The family Cynipidn, of the order Hymenop tera, furnishes the greatest number of species of gall-producing insects. The majority of its spe cies (called gall-flies) infest some part of the oak, making closed galls. They are the best studied of all the galls, and a large amount of information concerning their life history has been gained by the painstaking studies of Adler, Riley, and others. Adler kept oak saplings, until from four to six years old, and on these he iso lated certain insects, and observed the resulting galls. Some of the species that Adler bred were so nearly alike that he could determine them with certainty only by their galls. Moreover, certain species that had been given different spe cific or even generic names he found to be the alternating generations of other described species. Some winged generations he found to be com posed entirely of females, and the next generation of both males and females.
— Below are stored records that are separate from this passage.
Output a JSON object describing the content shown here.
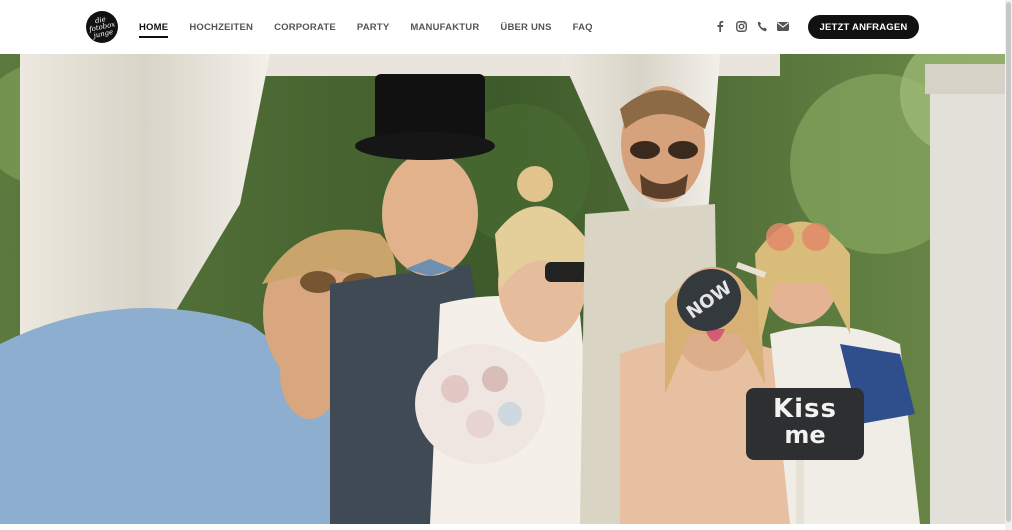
{
  "logo": {
    "text": "die fotobox junge"
  },
  "nav": {
    "items": [
      {
        "label": "HOME",
        "active": true
      },
      {
        "label": "HOCHZEITEN",
        "active": false
      },
      {
        "label": "CORPORATE",
        "active": false
      },
      {
        "label": "PARTY",
        "active": false
      },
      {
        "label": "MANUFAKTUR",
        "active": false
      },
      {
        "label": "ÜBER UNS",
        "active": false
      },
      {
        "label": "FAQ",
        "active": false
      }
    ]
  },
  "social_icons": [
    "facebook-icon",
    "instagram-icon",
    "phone-icon",
    "mail-icon"
  ],
  "cta": {
    "label": "JETZT ANFRAGEN"
  },
  "hero": {
    "sign_kiss_line1": "Kiss",
    "sign_kiss_line2": "me",
    "sign_now": "NOW"
  },
  "colors": {
    "header_bg": "#ffffff",
    "cta_bg": "#111111",
    "nav_text": "#555555",
    "nav_active": "#111111"
  }
}
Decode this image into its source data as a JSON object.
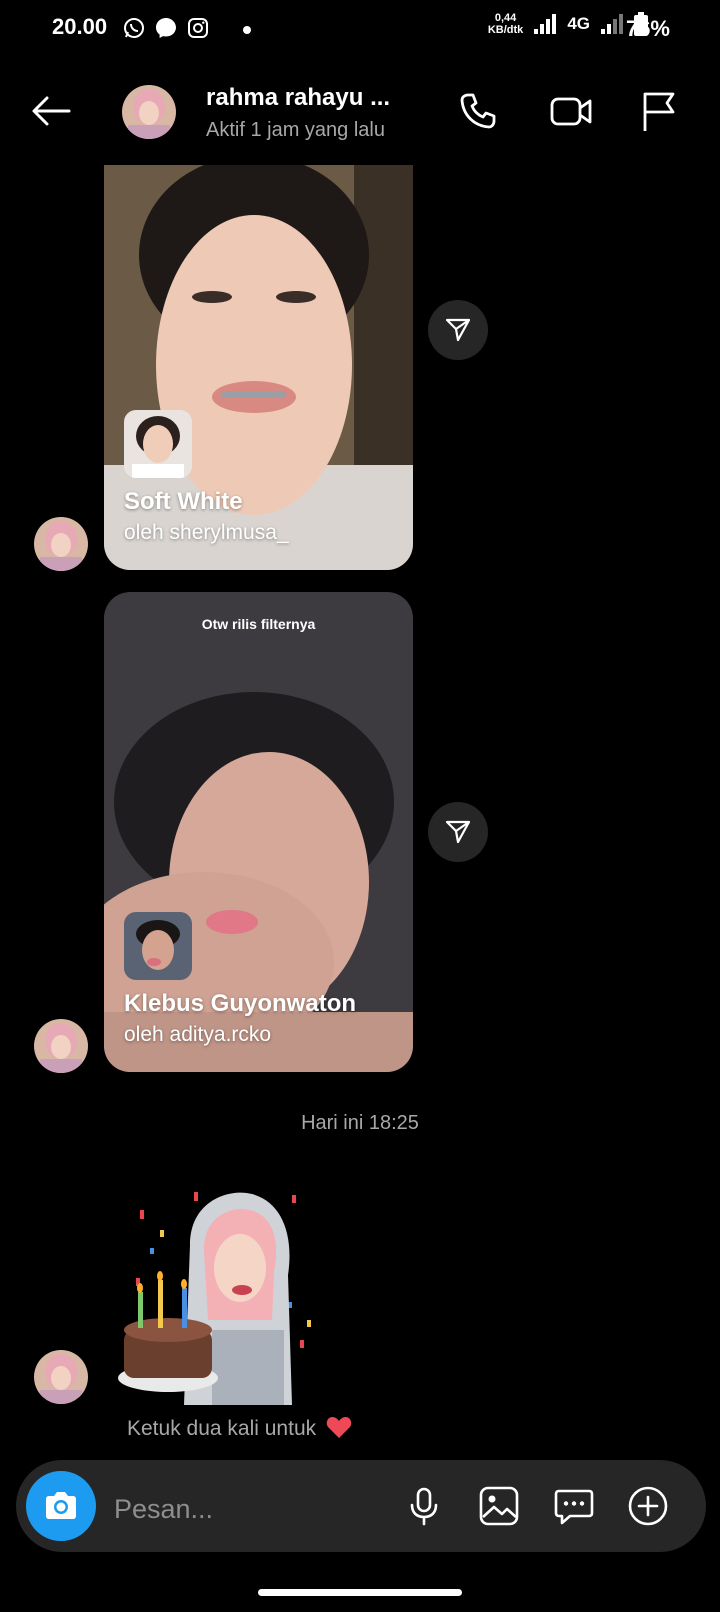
{
  "status_bar": {
    "time": "20.00",
    "net_speed_value": "0,44",
    "net_speed_unit": "KB/dtk",
    "network": "4G",
    "battery": "76%"
  },
  "header": {
    "name": "rahma rahayu ...",
    "status": "Aktif 1 jam yang lalu"
  },
  "messages": {
    "card1": {
      "title": "Soft White",
      "author": "oleh sherylmusa_"
    },
    "card2": {
      "caption": "Otw rilis filternya",
      "title": "Klebus Guyonwaton",
      "author": "oleh aditya.rcko"
    },
    "timestamp": "Hari ini 18:25",
    "tap_hint": "Ketuk dua kali untuk"
  },
  "composer": {
    "placeholder": "Pesan..."
  },
  "colors": {
    "background": "#000000",
    "accent": "#1d9bf0",
    "composer_bg": "#262626",
    "muted_text": "#a8a8a8",
    "heart": "#ed4956"
  }
}
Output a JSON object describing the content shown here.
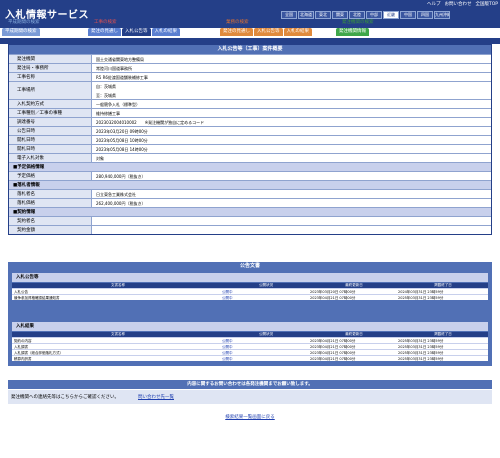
{
  "app_title": "入札情報サービス",
  "top_links": [
    "ヘルプ",
    "お問い合わせ",
    "全国版TOP"
  ],
  "regions": [
    {
      "label": "全国",
      "active": false
    },
    {
      "label": "北海道",
      "active": false
    },
    {
      "label": "東北",
      "active": false
    },
    {
      "label": "関東",
      "active": false
    },
    {
      "label": "北陸",
      "active": false
    },
    {
      "label": "中部",
      "active": false
    },
    {
      "label": "近畿",
      "active": true
    },
    {
      "label": "中国",
      "active": false
    },
    {
      "label": "四国",
      "active": false
    },
    {
      "label": "九州沖縄",
      "active": false
    }
  ],
  "nav": {
    "groups": [
      {
        "title": "平成期間の検索",
        "title_color": "#8ab0e0",
        "tab_color": "#7b9bd6",
        "tabs": [
          {
            "label": "平成期間の検索",
            "active": false
          }
        ]
      },
      {
        "title": "工事の検索",
        "title_color": "#e05050",
        "tab_color": "#5b7fd0",
        "tabs": [
          {
            "label": "発注の見通し",
            "active": false
          },
          {
            "label": "入札公告等",
            "active": true
          },
          {
            "label": "入札の結果",
            "active": false
          }
        ]
      },
      {
        "title": "業務の検索",
        "title_color": "#e07030",
        "tab_color": "#e08a3c",
        "tabs": [
          {
            "label": "発注の見通し",
            "active": false
          },
          {
            "label": "入札公告等",
            "active": false
          },
          {
            "label": "入札の結果",
            "active": false
          }
        ]
      },
      {
        "title": "発注機関の検索",
        "title_color": "#3a9a3a",
        "tab_color": "#3fa74a",
        "tabs": [
          {
            "label": "発注機関情報",
            "active": false
          }
        ]
      }
    ]
  },
  "detail": {
    "title": "入札公告等（工事）案件概要",
    "rows": [
      {
        "label": "発注機関",
        "values": [
          "国土交通省関東地方整備局"
        ]
      },
      {
        "label": "発注局・事務所",
        "values": [
          "常陸河川国道事務所"
        ]
      },
      {
        "label": "工事名称",
        "values": [
          "R5 R6佐渡国道舗装補修工事"
        ]
      },
      {
        "label": "工事場所",
        "values": [
          "自：茨城県",
          "至：茨城県"
        ]
      },
      {
        "label": "入札契約方式",
        "values": [
          "一般競争入札（標準型）"
        ]
      },
      {
        "label": "工事種別／工事の事種",
        "values": [
          "維持修繕工事"
        ]
      },
      {
        "label": "調達番号",
        "values": [
          "2023032004010002　　※発注機関が独自に定めるコード"
        ]
      },
      {
        "label": "公告日時",
        "values": [
          "2023年03月20日 09時00分"
        ]
      },
      {
        "label": "開札日時",
        "values": [
          "2023年05月08日 10時00分"
        ]
      },
      {
        "label": "開札日時",
        "values": [
          "2023年05月08日 14時00分"
        ]
      },
      {
        "label": "電子入札対象",
        "values": [
          "対象"
        ]
      }
    ],
    "sections": [
      {
        "title": "■予定価格情報",
        "rows": [
          {
            "label": "予定価格",
            "values": [
              "280,940,000円（税抜き）"
            ]
          }
        ]
      },
      {
        "title": "■落札者情報",
        "rows": [
          {
            "label": "落札者名",
            "values": [
              "日立東急工業株式会社"
            ]
          },
          {
            "label": "落札価格",
            "values": [
              "262,400,000円（税抜き）"
            ]
          }
        ]
      },
      {
        "title": "■契約情報",
        "rows": [
          {
            "label": "契約者名",
            "values": [
              ""
            ]
          },
          {
            "label": "契約金額",
            "values": [
              ""
            ]
          }
        ]
      }
    ]
  },
  "documents": {
    "title": "公告文書",
    "columns": [
      "文書名称",
      "公開状況",
      "最終更新日",
      "掲載終了日"
    ],
    "sections": [
      {
        "title": "入札公告等",
        "rows": [
          [
            "入札公告",
            "公開中",
            "2023年03月20日 07時00分",
            "2024年03月31日 23時59分"
          ],
          [
            "競争参加資格確認結果通知書",
            "公開中",
            "2023年04月21日 07時00分",
            "2025年03月31日 23時59分"
          ]
        ]
      },
      {
        "title": "入札結果",
        "rows": [
          [
            "契約の内容",
            "公開中",
            "2023年04月21日 07時00分",
            "2025年03月31日 23時59分"
          ],
          [
            "入札調書",
            "公開中",
            "2023年04月21日 07時00分",
            "2025年03月31日 23時59分"
          ],
          [
            "入札調書（総合評価落札方式）",
            "公開中",
            "2023年04月21日 07時00分",
            "2025年03月31日 23時59分"
          ],
          [
            "積算内訳書",
            "公開中",
            "2023年04月21日 07時00分",
            "2025年03月31日 23時59分"
          ]
        ]
      }
    ]
  },
  "contact": {
    "header": "内容に関するお問い合わせは各発注機関までお願い致します。",
    "note": "発注機関への連絡先等はこちらからご確認ください。",
    "link": "問い合わせ先一覧"
  },
  "back_link": "検索結果一覧画面に戻る"
}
Thus the individuals of one generation do not resemble their parents, but their grandparents. (See ALTERNATION OF GENERATIONS.) Not only are the insects of these two generations very different, but the galls that they produce are likewise different. Other forms are believed to reproduce entirely parthe nogenetically without males ever appearing. Ad ler studied galls of the bud, leaf, bark, and root, and found that all of them are developed by abnormal activities of the cambium ring. The potentialities of the tissue-growth are always present at the spot pricked, and are merely called into activity by the prick or by the larva. He found that some of the galls are protected from attack by sweet juices, which attract guarding ants, and it is interesting to note that the honey making ants (q.v.) of the Southeastern United States gather honey from oak-galls. Other galls are provided with a sticky secretion on long hairs which entraps marauders; the spongy pa renchyma of some galls is so very thick that it acts as an effectual barrier against intruders. Other galls have an inner stony layer for the protection of the larva:; others, a large, hollow chamber in which it is difficult, for the enemy from without to locate the larva. The pine-cone like arrangement of scales in certain galls is a sufficient protection to the larva. Other galls are exempt frorri attack by virtue of their bitter tan nin or by their protective coloration. Insects, titmice, pheasants, and squirrels are the chief enemies of gall-insects, the birds and squirrels tearing them open in winter to get the larva within them.